  • Slide 52
  • In this Neolithic village of about 7500 BC, we find individual houses, mainly rectangular in shape, abutting each other to form what is close to a rectilinear pattern.
  • Slide 53
  • No streets here, just houses next to each other. CATALHOYUK
  • Slide 54
  • Ur
  • Slide 55
  • Inhabited from about 5500 BCE Ur was a politically and economically powerful center on the Euphrates, with easy access to the Persian Gulf and long distance see trade. UR
  • Slide 56
  • Slide 57
  • Slide 58
  • Babylon BABYLON
  • Slide 59
  • Location of this city: Nowadays, its ruins covers about 30 2 km lying on the east bank of Euphrates 90 km south of Baghdad and about 10 km north of Hilla.Baghdad
  • Slide 60
  • Babylon, the legendary city, is indeed, the most famous ancient city in the whole World. It was the capital of ten Mesopotamian. Babylon was renowned for its high, well-fortified walls and for the magnificence of its temples and palaces, and Its famous Hanging Gardens.
  • Slide 61
  • Hanging gardens High and thick walls
  • Slide 62
  • THE AMPHITHEATER
  • Slide 63
  • The temple of Babylon: What we know about the Tower of Babylon today comes only from the little archaeological evidence found and a few ancient writings. The most important was the Street of m, which passed through Ishtar's Gate and ended in the Stepped Tower.
  • Slide 64
  • THEBES
  • Slide 65
  • Inhabited from around 3200 BC.
  • Slide 66
  • Pyramids
  • Slide 67

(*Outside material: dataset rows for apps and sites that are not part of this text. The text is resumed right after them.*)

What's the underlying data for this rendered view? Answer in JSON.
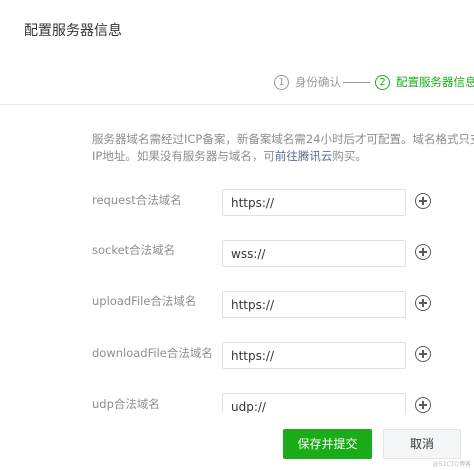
{
  "dialog": {
    "title": "配置服务器信息"
  },
  "steps": [
    {
      "number": "1",
      "label": "身份确认",
      "active": false
    },
    {
      "number": "2",
      "label": "配置服务器信息",
      "active": true
    }
  ],
  "description": {
    "line1": "服务器域名需经过ICP备案，新备案域名需24小时后才可配置。域名格式只支持英",
    "line2_prefix": "IP地址。如果没有服务器与域名，可",
    "line2_link": "前往腾讯云",
    "line2_suffix": "购买。"
  },
  "fields": [
    {
      "label": "request合法域名",
      "value": "https://"
    },
    {
      "label": "socket合法域名",
      "value": "wss://"
    },
    {
      "label": "uploadFile合法域名",
      "value": "https://"
    },
    {
      "label": "downloadFile合法域名",
      "value": "https://"
    },
    {
      "label": "udp合法域名",
      "value": "udp://"
    }
  ],
  "footer": {
    "submit_label": "保存并提交",
    "cancel_label": "取消"
  },
  "watermark": "@51CTO博客",
  "colors": {
    "accent": "#1aad19",
    "link": "#576b95",
    "muted_text": "#8d8d8d"
  }
}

  • Luxor_ temple Hatshepsut's_ temple
  • Slide 68
  • Entrance to the Thebes
  • Slide 69
  • NEGEV
  • Slide 70
  • Location of this city: Ruins of Avadat, in the Negev desert of southern Israel.
  • Slide 71
  • NEGEV